## TASK PROMPT
Find every line below with the word "header". Then give only how many there are.

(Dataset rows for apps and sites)
___
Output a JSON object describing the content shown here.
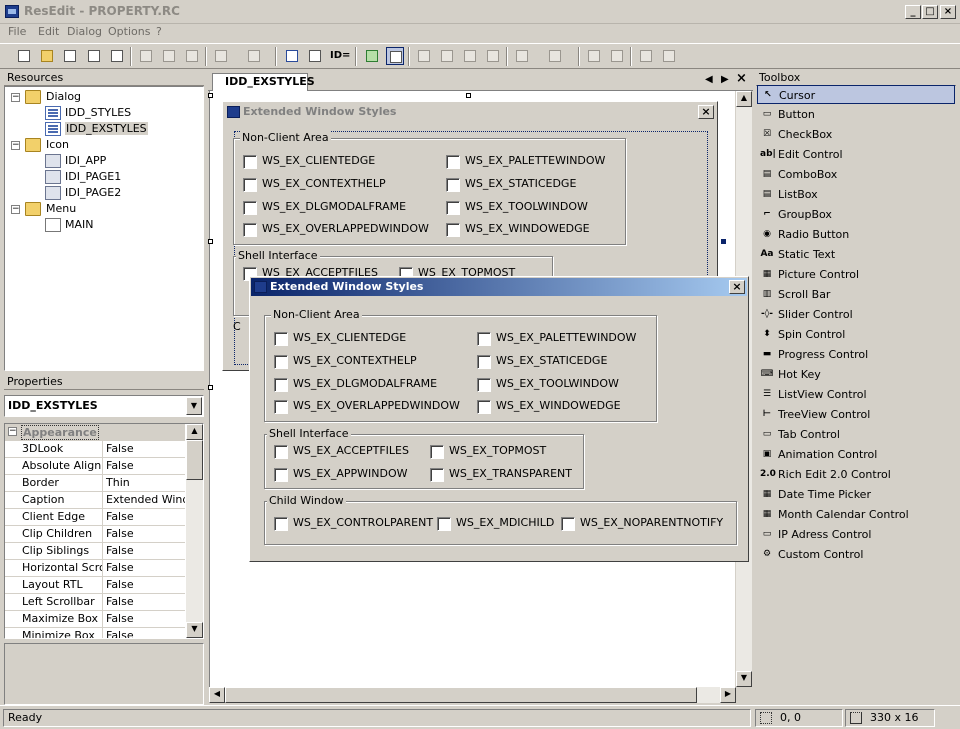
{
  "window": {
    "title": "ResEdit - PROPERTY.RC"
  },
  "menu": [
    "File",
    "Edit",
    "Dialog",
    "Options",
    "?"
  ],
  "toolbar": {
    "id_label": "ID="
  },
  "resources": {
    "header": "Resources",
    "tree": [
      {
        "label": "Dialog",
        "icon": "folder-icon",
        "level": 0
      },
      {
        "label": "IDD_STYLES",
        "icon": "dialog-icon",
        "level": 1
      },
      {
        "label": "IDD_EXSTYLES",
        "icon": "dialog-icon",
        "level": 1,
        "selected": true
      },
      {
        "label": "Icon",
        "icon": "folder-icon",
        "level": 0
      },
      {
        "label": "IDI_APP",
        "icon": "icon-resource-icon",
        "level": 1
      },
      {
        "label": "IDI_PAGE1",
        "icon": "icon-resource-icon",
        "level": 1
      },
      {
        "label": "IDI_PAGE2",
        "icon": "icon-resource-icon",
        "level": 1
      },
      {
        "label": "Menu",
        "icon": "folder-icon",
        "level": 0
      },
      {
        "label": "MAIN",
        "icon": "menu-resource-icon",
        "level": 1
      }
    ]
  },
  "properties": {
    "header": "Properties",
    "selected_object": "IDD_EXSTYLES",
    "category": "Appearance",
    "rows": [
      {
        "name": "3DLook",
        "value": "False"
      },
      {
        "name": "Absolute Align",
        "value": "False"
      },
      {
        "name": "Border",
        "value": "Thin"
      },
      {
        "name": "Caption",
        "value": "Extended Windo"
      },
      {
        "name": "Client Edge",
        "value": "False"
      },
      {
        "name": "Clip Children",
        "value": "False"
      },
      {
        "name": "Clip Siblings",
        "value": "False"
      },
      {
        "name": "Horizontal Scrollb",
        "value": "False"
      },
      {
        "name": "Layout RTL",
        "value": "False"
      },
      {
        "name": "Left Scrollbar",
        "value": "False"
      },
      {
        "name": "Maximize Box",
        "value": "False"
      },
      {
        "name": "Minimize Box",
        "value": "False"
      }
    ]
  },
  "editor": {
    "tab": "IDD_EXSTYLES",
    "back_dialog": {
      "title": "Extended Window Styles",
      "group_nonclient": "Non-Client Area",
      "nonclient_left": [
        "WS_EX_CLIENTEDGE",
        "WS_EX_CONTEXTHELP",
        "WS_EX_DLGMODALFRAME",
        "WS_EX_OVERLAPPEDWINDOW"
      ],
      "nonclient_right": [
        "WS_EX_PALETTEWINDOW",
        "WS_EX_STATICEDGE",
        "WS_EX_TOOLWINDOW",
        "WS_EX_WINDOWEDGE"
      ],
      "group_shell": "Shell Interface",
      "shell_visible": [
        "WS_EX_ACCEPTFILES",
        "WS_EX_TOPMOST"
      ],
      "group_child_partial": "C"
    },
    "preview_dialog": {
      "title": "Extended Window Styles",
      "group_nonclient": "Non-Client Area",
      "nonclient_left": [
        "WS_EX_CLIENTEDGE",
        "WS_EX_CONTEXTHELP",
        "WS_EX_DLGMODALFRAME",
        "WS_EX_OVERLAPPEDWINDOW"
      ],
      "nonclient_right": [
        "WS_EX_PALETTEWINDOW",
        "WS_EX_STATICEDGE",
        "WS_EX_TOOLWINDOW",
        "WS_EX_WINDOWEDGE"
      ],
      "group_shell": "Shell Interface",
      "shell_left": [
        "WS_EX_ACCEPTFILES",
        "WS_EX_APPWINDOW"
      ],
      "shell_right": [
        "WS_EX_TOPMOST",
        "WS_EX_TRANSPARENT"
      ],
      "group_child": "Child Window",
      "child": [
        "WS_EX_CONTROLPARENT",
        "WS_EX_MDICHILD",
        "WS_EX_NOPARENTNOTIFY"
      ]
    }
  },
  "toolbox": {
    "header": "Toolbox",
    "items": [
      {
        "label": "Cursor",
        "glyph": "↖",
        "selected": true
      },
      {
        "label": "Button",
        "glyph": "▭"
      },
      {
        "label": "CheckBox",
        "glyph": "☒"
      },
      {
        "label": "Edit Control",
        "glyph": "ab|"
      },
      {
        "label": "ComboBox",
        "glyph": "▤"
      },
      {
        "label": "ListBox",
        "glyph": "▤"
      },
      {
        "label": "GroupBox",
        "glyph": "⌐"
      },
      {
        "label": "Radio Button",
        "glyph": "◉"
      },
      {
        "label": "Static Text",
        "glyph": "Aa"
      },
      {
        "label": "Picture Control",
        "glyph": "▦"
      },
      {
        "label": "Scroll Bar",
        "glyph": "▥"
      },
      {
        "label": "Slider Control",
        "glyph": "-◊-"
      },
      {
        "label": "Spin Control",
        "glyph": "⬍"
      },
      {
        "label": "Progress Control",
        "glyph": "▬"
      },
      {
        "label": "Hot Key",
        "glyph": "⌨"
      },
      {
        "label": "ListView Control",
        "glyph": "☰"
      },
      {
        "label": "TreeView Control",
        "glyph": "⊢"
      },
      {
        "label": "Tab Control",
        "glyph": "▭"
      },
      {
        "label": "Animation Control",
        "glyph": "▣"
      },
      {
        "label": "Rich Edit 2.0 Control",
        "glyph": "2.0"
      },
      {
        "label": "Date Time Picker",
        "glyph": "▦"
      },
      {
        "label": "Month Calendar Control",
        "glyph": "▦"
      },
      {
        "label": "IP Adress Control",
        "glyph": "▭"
      },
      {
        "label": "Custom Control",
        "glyph": "⚙"
      }
    ]
  },
  "status": {
    "text": "Ready",
    "position": "0, 0",
    "size": "330 x 16"
  }
}
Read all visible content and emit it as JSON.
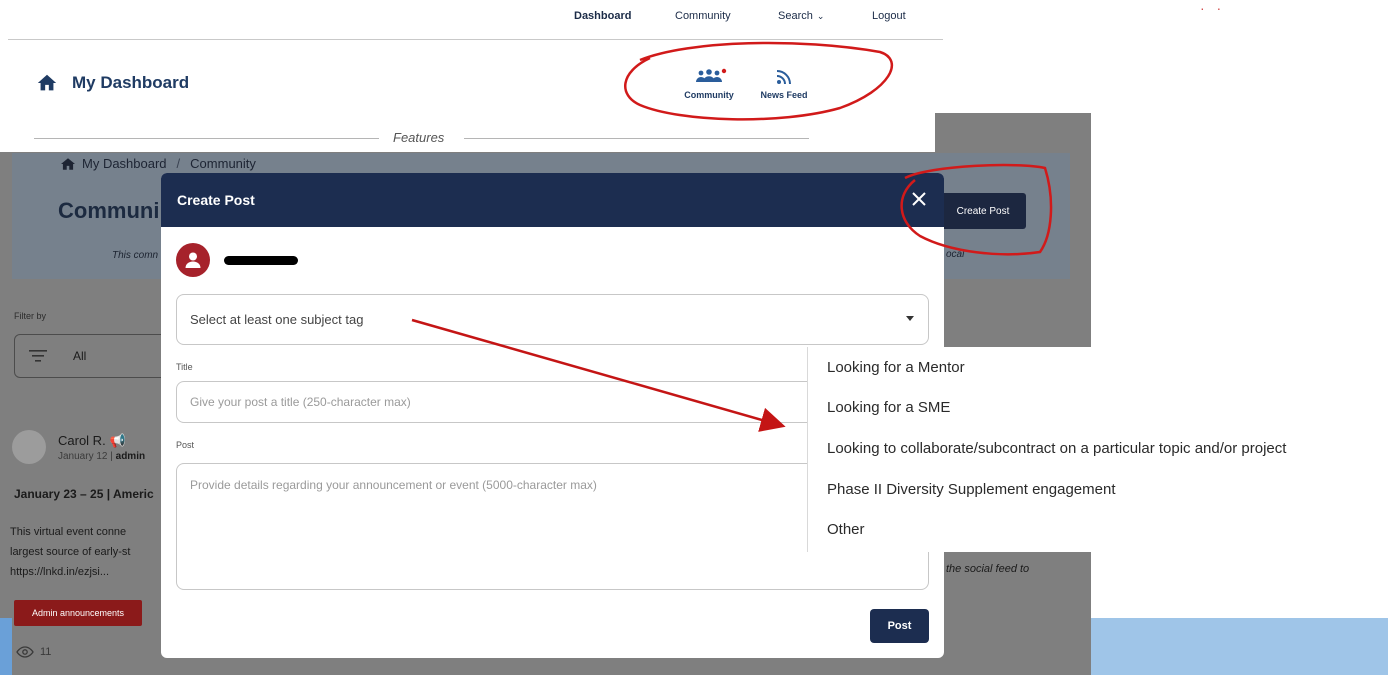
{
  "topnav": {
    "dashboard": "Dashboard",
    "community": "Community",
    "search": "Search",
    "logout": "Logout"
  },
  "header": {
    "title": "My Dashboard",
    "features": [
      {
        "label": "Community",
        "icon": "community-icon"
      },
      {
        "label": "News Feed",
        "icon": "rss-icon"
      }
    ],
    "features_divider": "Features"
  },
  "background_page": {
    "breadcrumb": [
      "My Dashboard",
      "Community"
    ],
    "title": "Communi",
    "description": "This comn",
    "description_tail": "ocal",
    "create_post": "Create Post",
    "filter_label": "Filter by",
    "filter_value": "All",
    "post": {
      "author": "Carol R.",
      "date": "January 12",
      "role": "admin",
      "heading": "January 23 – 25 | Americ",
      "body": [
        "This virtual event conne",
        "largest source of early-st",
        "https://lnkd.in/ezjsi..."
      ],
      "badge": "Admin announcements",
      "views": "11"
    },
    "feed_tail": "the social feed to"
  },
  "modal": {
    "title": "Create Post",
    "tag_placeholder": "Select at least one subject tag",
    "title_label": "Title",
    "title_placeholder": "Give your post a title (250-character max)",
    "post_label": "Post",
    "post_placeholder": "Provide details regarding your announcement or event (5000-character max)",
    "submit": "Post"
  },
  "tag_options": [
    "Looking for a Mentor",
    "Looking for a SME",
    "Looking to collaborate/subcontract on a particular topic and/or project",
    "Phase II Diversity Supplement engagement",
    "Other"
  ],
  "colors": {
    "navy": "#1c2d50",
    "brand_red": "#a6222b",
    "annotation_red": "#d11a1a"
  }
}
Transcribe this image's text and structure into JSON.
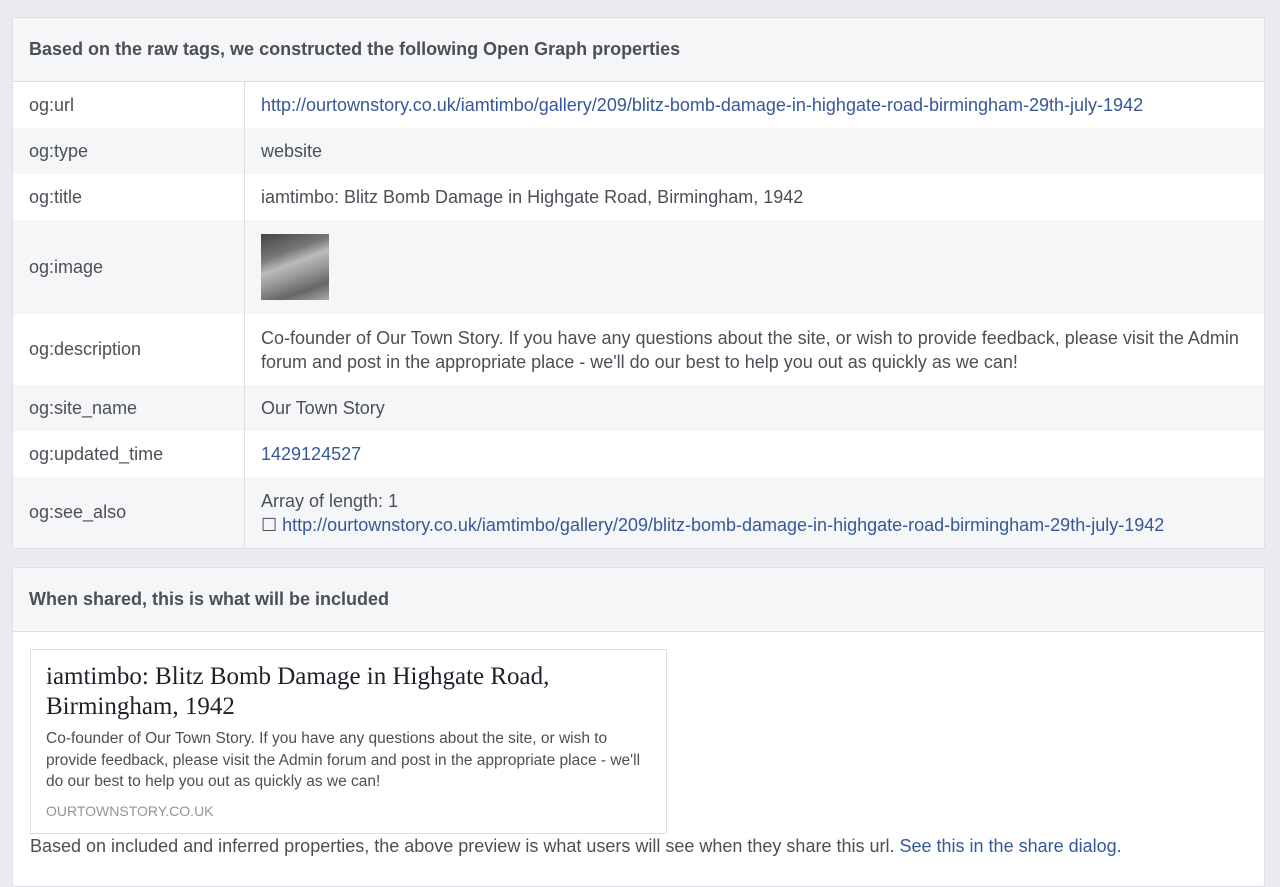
{
  "og_panel": {
    "title": "Based on the raw tags, we constructed the following Open Graph properties",
    "rows": [
      {
        "key": "og:url",
        "value": "http://ourtownstory.co.uk/iamtimbo/gallery/209/blitz-bomb-damage-in-highgate-road-birmingham-29th-july-1942"
      },
      {
        "key": "og:type",
        "value": "website"
      },
      {
        "key": "og:title",
        "value": "iamtimbo: Blitz Bomb Damage in Highgate Road, Birmingham, 1942"
      },
      {
        "key": "og:image",
        "value": ""
      },
      {
        "key": "og:description",
        "value": "Co-founder of Our Town Story. If you have any questions about the site, or wish to provide feedback, please visit the Admin forum and post in the appropriate place - we'll do our best to help you out as quickly as we can!"
      },
      {
        "key": "og:site_name",
        "value": "Our Town Story"
      },
      {
        "key": "og:updated_time",
        "value": "1429124527"
      },
      {
        "key": "og:see_also",
        "array_label": "Array of length: 1",
        "bullet": "☐",
        "value": "http://ourtownstory.co.uk/iamtimbo/gallery/209/blitz-bomb-damage-in-highgate-road-birmingham-29th-july-1942"
      }
    ]
  },
  "share_panel": {
    "title": "When shared, this is what will be included",
    "card": {
      "title": "iamtimbo: Blitz Bomb Damage in Highgate Road, Birmingham, 1942",
      "description": "Co-founder of Our Town Story. If you have any questions about the site, or wish to provide feedback, please visit the Admin forum and post in the appropriate place - we'll do our best to help you out as quickly as we can!",
      "domain": "OURTOWNSTORY.CO.UK"
    },
    "footer_text": "Based on included and inferred properties, the above preview is what users will see when they share this url.",
    "footer_link": "See this in the share dialog."
  }
}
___
## OUTPUT FOR THIS EXERCISE
4